Provided material =>

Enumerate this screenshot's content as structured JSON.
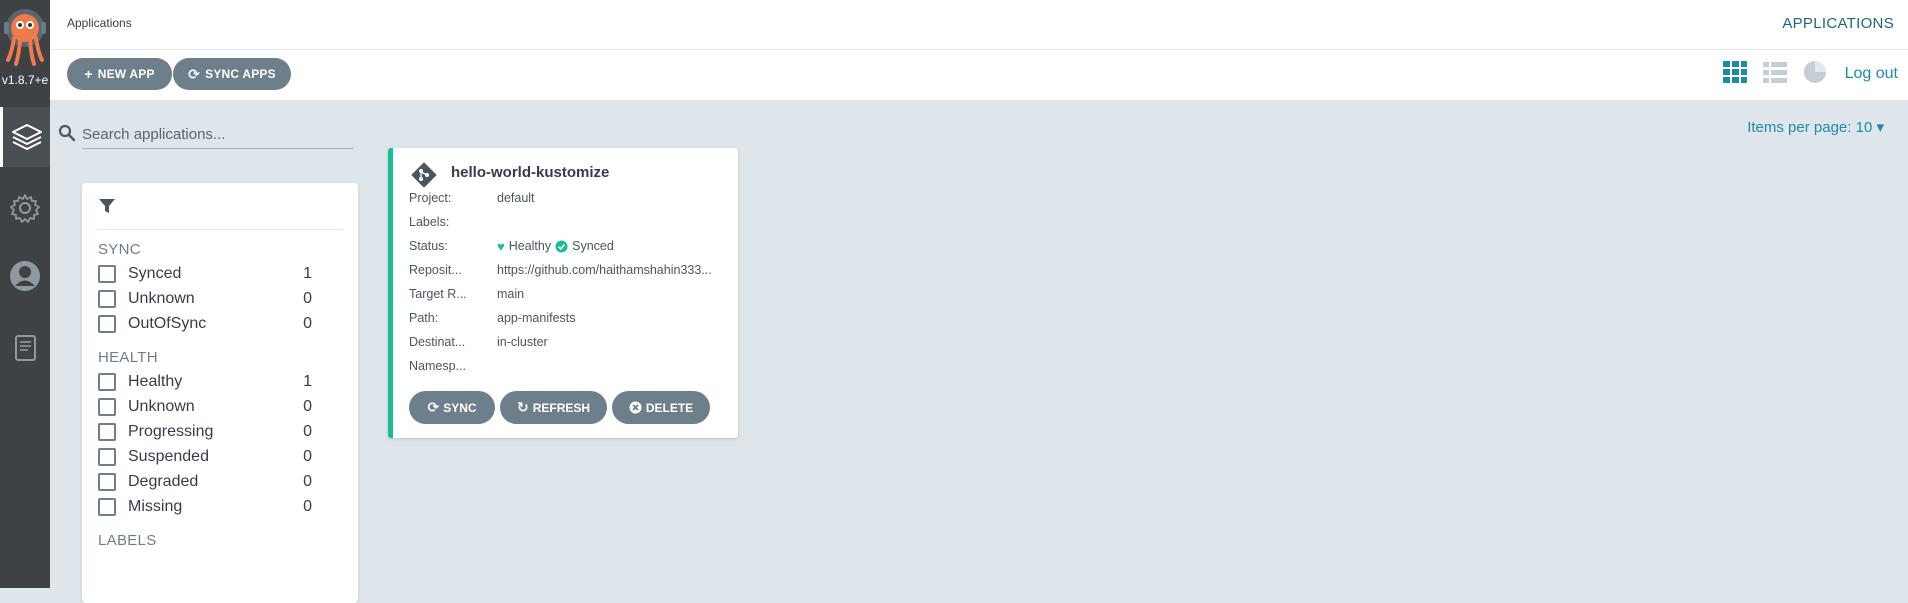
{
  "app": {
    "version": "v1.8.7+e",
    "breadcrumb": "Applications",
    "page_title": "APPLICATIONS",
    "logout_label": "Log out"
  },
  "toolbar": {
    "new_app_label": "NEW APP",
    "sync_apps_label": "SYNC APPS",
    "view_icons": [
      "tiles-view-icon",
      "list-view-icon",
      "summary-pie-icon"
    ],
    "active_view": "tiles"
  },
  "search": {
    "placeholder": "Search applications...",
    "value": ""
  },
  "pagination": {
    "items_per_page_label": "Items per page: 10"
  },
  "filters": {
    "sync": {
      "title": "SYNC",
      "items": [
        {
          "label": "Synced",
          "count": "1"
        },
        {
          "label": "Unknown",
          "count": "0"
        },
        {
          "label": "OutOfSync",
          "count": "0"
        }
      ]
    },
    "health": {
      "title": "HEALTH",
      "items": [
        {
          "label": "Healthy",
          "count": "1"
        },
        {
          "label": "Unknown",
          "count": "0"
        },
        {
          "label": "Progressing",
          "count": "0"
        },
        {
          "label": "Suspended",
          "count": "0"
        },
        {
          "label": "Degraded",
          "count": "0"
        },
        {
          "label": "Missing",
          "count": "0"
        }
      ]
    },
    "labels_title": "LABELS"
  },
  "application": {
    "name": "hello-world-kustomize",
    "fields": [
      {
        "key": "Project:",
        "value": "default"
      },
      {
        "key": "Labels:",
        "value": ""
      },
      {
        "key": "Status:",
        "value": ""
      },
      {
        "key": "Reposit...",
        "value": "https://github.com/haithamshahin333..."
      },
      {
        "key": "Target R...",
        "value": "main"
      },
      {
        "key": "Path:",
        "value": "app-manifests"
      },
      {
        "key": "Destinat...",
        "value": "in-cluster"
      },
      {
        "key": "Namesp...",
        "value": ""
      }
    ],
    "health_status": "Healthy",
    "sync_status": "Synced",
    "actions": {
      "sync": "SYNC",
      "refresh": "REFRESH",
      "delete": "DELETE"
    }
  },
  "colors": {
    "accent": "#1c8ca7",
    "healthy": "#18be94",
    "button": "#6d7f8b",
    "nav": "#3e4245",
    "background": "#dee6eb"
  }
}
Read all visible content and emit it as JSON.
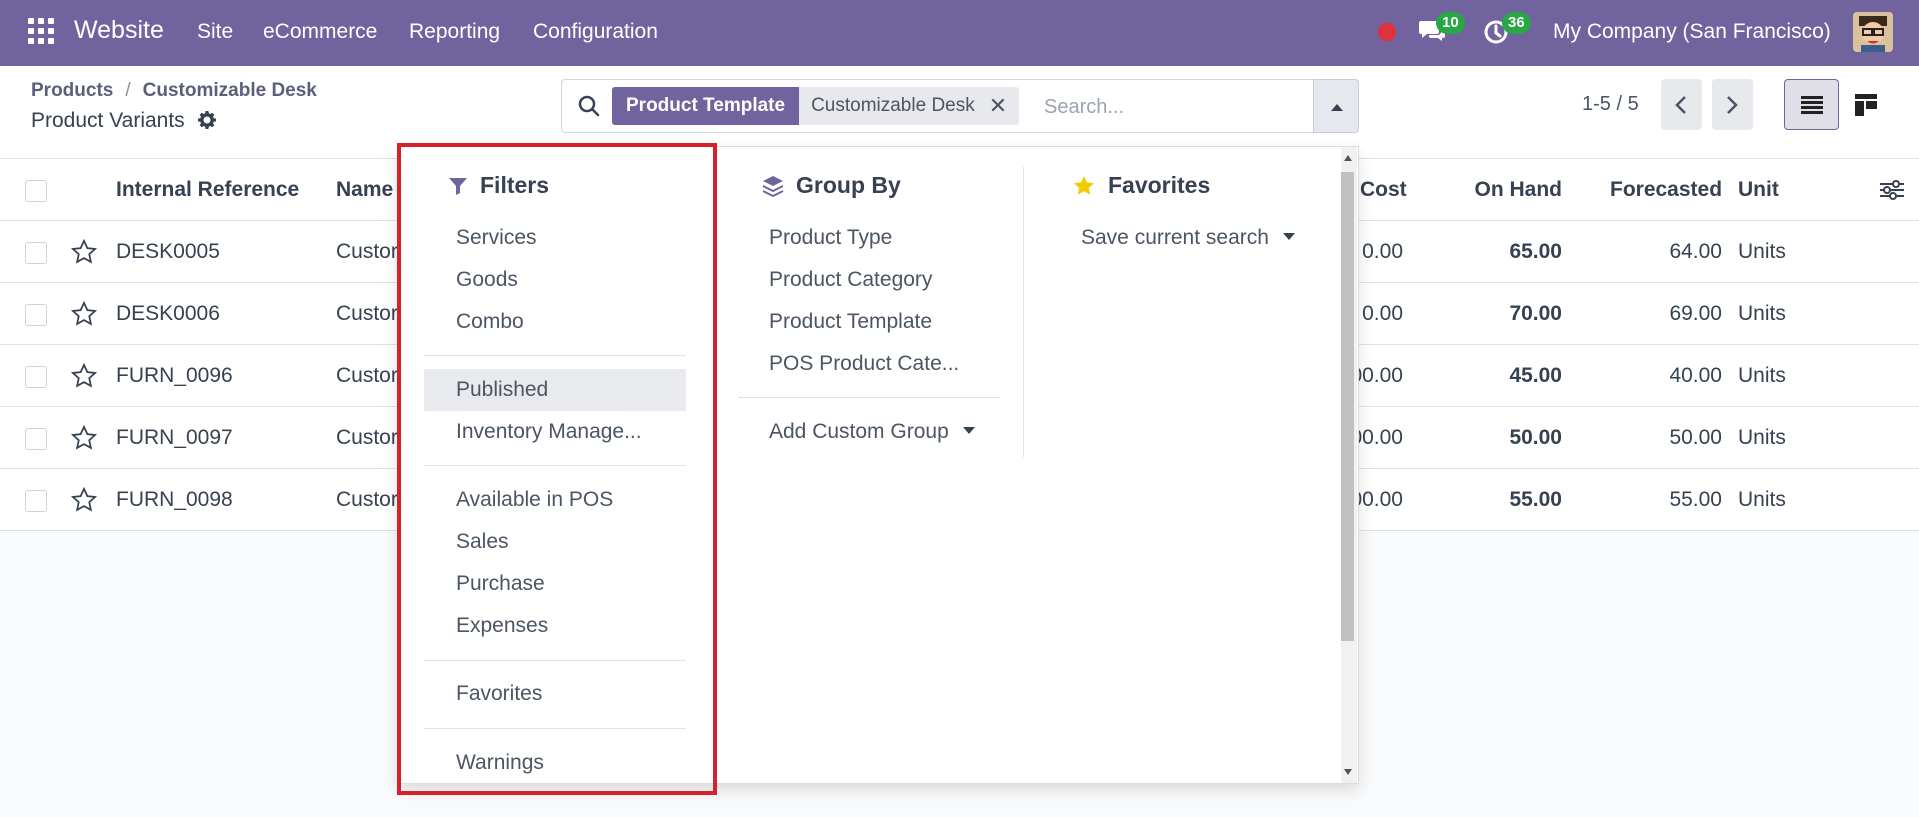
{
  "navbar": {
    "app_name": "Website",
    "menu": [
      "Site",
      "eCommerce",
      "Reporting",
      "Configuration"
    ],
    "messages_count": "10",
    "activities_count": "36",
    "company": "My Company (San Francisco)"
  },
  "breadcrumb": {
    "items": [
      "Products",
      "Customizable Desk"
    ],
    "separator": "/",
    "current": "Product Variants"
  },
  "search": {
    "facet_label": "Product Template",
    "facet_value": "Customizable Desk",
    "placeholder": "Search..."
  },
  "pager": {
    "text": "1-5 / 5"
  },
  "table": {
    "columns": {
      "internal_reference": "Internal Reference",
      "name": "Name",
      "cost": "Cost",
      "on_hand": "On Hand",
      "forecasted": "Forecasted",
      "unit": "Unit"
    },
    "rows": [
      {
        "ref": "DESK0005",
        "name": "Custor",
        "cost": "0.00",
        "on_hand": "65.00",
        "forecasted": "64.00",
        "unit": "Units"
      },
      {
        "ref": "DESK0006",
        "name": "Custor",
        "cost": "0.00",
        "on_hand": "70.00",
        "forecasted": "69.00",
        "unit": "Units"
      },
      {
        "ref": "FURN_0096",
        "name": "Custor",
        "cost": "00.00",
        "on_hand": "45.00",
        "forecasted": "40.00",
        "unit": "Units"
      },
      {
        "ref": "FURN_0097",
        "name": "Custor",
        "cost": "00.00",
        "on_hand": "50.00",
        "forecasted": "50.00",
        "unit": "Units"
      },
      {
        "ref": "FURN_0098",
        "name": "Custor",
        "cost": "00.00",
        "on_hand": "55.00",
        "forecasted": "55.00",
        "unit": "Units"
      }
    ]
  },
  "dropdown": {
    "filters": {
      "title": "Filters",
      "items": [
        "Services",
        "Goods",
        "Combo",
        "Published",
        "Inventory Manage...",
        "Available in POS",
        "Sales",
        "Purchase",
        "Expenses",
        "Favorites",
        "Warnings"
      ]
    },
    "group_by": {
      "title": "Group By",
      "items": [
        "Product Type",
        "Product Category",
        "Product Template",
        "POS Product Cate..."
      ],
      "custom": "Add Custom Group"
    },
    "favorites": {
      "title": "Favorites",
      "save": "Save current search"
    }
  },
  "colors": {
    "brand": "#71639e",
    "badge": "#28a745",
    "highlight": "#d3222a",
    "star": "#f3cc00"
  }
}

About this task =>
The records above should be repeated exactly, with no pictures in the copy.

Answer space =>
Enumerate this screenshot's content as structured JSON.
{
  "app": {
    "version": "v1.8.7+e",
    "breadcrumb": "Applications",
    "page_title": "APPLICATIONS",
    "logout_label": "Log out"
  },
  "toolbar": {
    "new_app_label": "NEW APP",
    "sync_apps_label": "SYNC APPS",
    "view_icons": [
      "tiles-view-icon",
      "list-view-icon",
      "summary-pie-icon"
    ],
    "active_view": "tiles"
  },
  "search": {
    "placeholder": "Search applications...",
    "value": ""
  },
  "pagination": {
    "items_per_page_label": "Items per page: 10"
  },
  "filters": {
    "sync": {
      "title": "SYNC",
      "items": [
        {
          "label": "Synced",
          "count": "1"
        },
        {
          "label": "Unknown",
          "count": "0"
        },
        {
          "label": "OutOfSync",
          "count": "0"
        }
      ]
    },
    "health": {
      "title": "HEALTH",
      "items": [
        {
          "label": "Healthy",
          "count": "1"
        },
        {
          "label": "Unknown",
          "count": "0"
        },
        {
          "label": "Progressing",
          "count": "0"
        },
        {
          "label": "Suspended",
          "count": "0"
        },
        {
          "label": "Degraded",
          "count": "0"
        },
        {
          "label": "Missing",
          "count": "0"
        }
      ]
    },
    "labels_title": "LABELS"
  },
  "application": {
    "name": "hello-world-kustomize",
    "fields": [
      {
        "key": "Project:",
        "value": "default"
      },
      {
        "key": "Labels:",
        "value": ""
      },
      {
        "key": "Status:",
        "value": ""
      },
      {
        "key": "Reposit...",
        "value": "https://github.com/haithamshahin333..."
      },
      {
        "key": "Target R...",
        "value": "main"
      },
      {
        "key": "Path:",
        "value": "app-manifests"
      },
      {
        "key": "Destinat...",
        "value": "in-cluster"
      },
      {
        "key": "Namesp...",
        "value": ""
      }
    ],
    "health_status": "Healthy",
    "sync_status": "Synced",
    "actions": {
      "sync": "SYNC",
      "refresh": "REFRESH",
      "delete": "DELETE"
    }
  },
  "colors": {
    "accent": "#1c8ca7",
    "healthy": "#18be94",
    "button": "#6d7f8b",
    "nav": "#3e4245",
    "background": "#dee6eb"
  }
}
Read all visible content and emit it as JSON.
{
  "navbar": {
    "app_name": "Website",
    "menu": [
      "Site",
      "eCommerce",
      "Reporting",
      "Configuration"
    ],
    "messages_count": "10",
    "activities_count": "36",
    "company": "My Company (San Francisco)"
  },
  "breadcrumb": {
    "items": [
      "Products",
      "Customizable Desk"
    ],
    "separator": "/",
    "current": "Product Variants"
  },
  "search": {
    "facet_label": "Product Template",
    "facet_value": "Customizable Desk",
    "placeholder": "Search..."
  },
  "pager": {
    "text": "1-5 / 5"
  },
  "table": {
    "columns": {
      "internal_reference": "Internal Reference",
      "name": "Name",
      "cost": "Cost",
      "on_hand": "On Hand",
      "forecasted": "Forecasted",
      "unit": "Unit"
    },
    "rows": [
      {
        "ref": "DESK0005",
        "name": "Custor",
        "cost": "0.00",
        "on_hand": "65.00",
        "forecasted": "64.00",
        "unit": "Units"
      },
      {
        "ref": "DESK0006",
        "name": "Custor",
        "cost": "0.00",
        "on_hand": "70.00",
        "forecasted": "69.00",
        "unit": "Units"
      },
      {
        "ref": "FURN_0096",
        "name": "Custor",
        "cost": "00.00",
        "on_hand": "45.00",
        "forecasted": "40.00",
        "unit": "Units"
      },
      {
        "ref": "FURN_0097",
        "name": "Custor",
        "cost": "00.00",
        "on_hand": "50.00",
        "forecasted": "50.00",
        "unit": "Units"
      },
      {
        "ref": "FURN_0098",
        "name": "Custor",
        "cost": "00.00",
        "on_hand": "55.00",
        "forecasted": "55.00",
        "unit": "Units"
      }
    ]
  },
  "dropdown": {
    "filters": {
      "title": "Filters",
      "items": [
        "Services",
        "Goods",
        "Combo",
        "Published",
        "Inventory Manage...",
        "Available in POS",
        "Sales",
        "Purchase",
        "Expenses",
        "Favorites",
        "Warnings"
      ]
    },
    "group_by": {
      "title": "Group By",
      "items": [
        "Product Type",
        "Product Category",
        "Product Template",
        "POS Product Cate..."
      ],
      "custom": "Add Custom Group"
    },
    "favorites": {
      "title": "Favorites",
      "save": "Save current search"
    }
  },
  "colors": {
    "brand": "#71639e",
    "badge": "#28a745",
    "highlight": "#d3222a",
    "star": "#f3cc00"
  }
}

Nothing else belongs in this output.